Baseball’s other technological challenge dealt with electric lights. While poets and the occasional baseball commissioner rhapsodized about baseball under the sun, daytime was not always a convenient time for fans. Encroaching darkness also wreaked havoc upon lengthy games, creating conduct unbecoming to the game as players employed delaying or hurry-up tactics depending upon whether they were winning or losing.
In retrospect, most baseball historians seemed to view lights as inevitable and owner resistance to them as baseball’s version of Luddite behavior. The reality for an owner was much more difficult. Electric lights represented a major investment of scarce capital, and Major League owners had plausible reasons for thinking that what worked in Minor League towns might not work in big league cities. (In some ways theater owners faced a similar dilemma with the advent of talking pictures: whether to invest in the sound system or to see whether talkies were a passing fad.) An economist might recognize elements of a positive externality.
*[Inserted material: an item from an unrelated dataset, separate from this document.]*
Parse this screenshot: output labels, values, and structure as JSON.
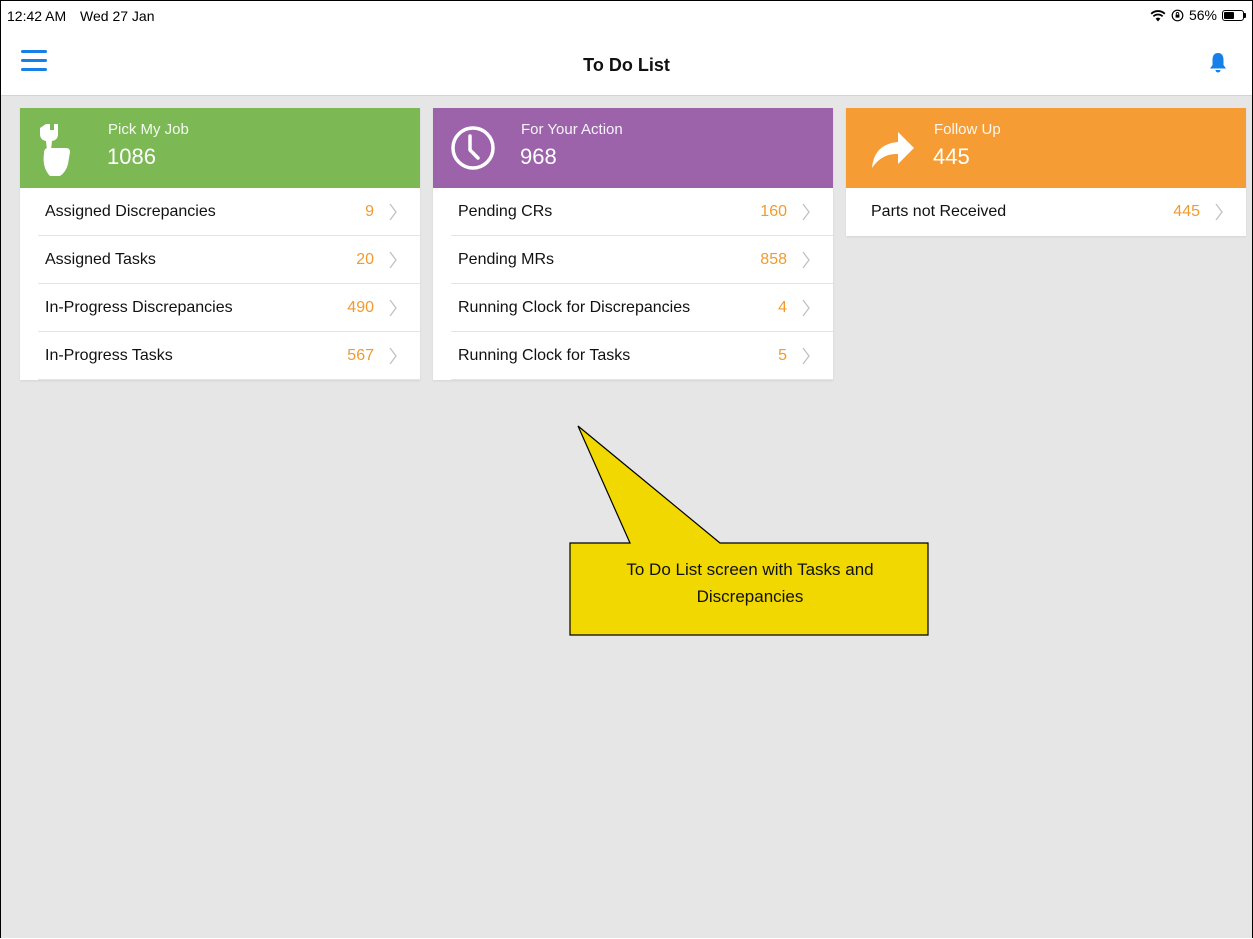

The fact that an owner was unable to capture all the gains from increased attendance under the lights because of the revenue-sharing rules was an additional deterrent to assuming the financial risk of putting in lights. The installation of lights might have been beneficial to baseball as a whole, but an individual owner might have found it to be against his self-interest.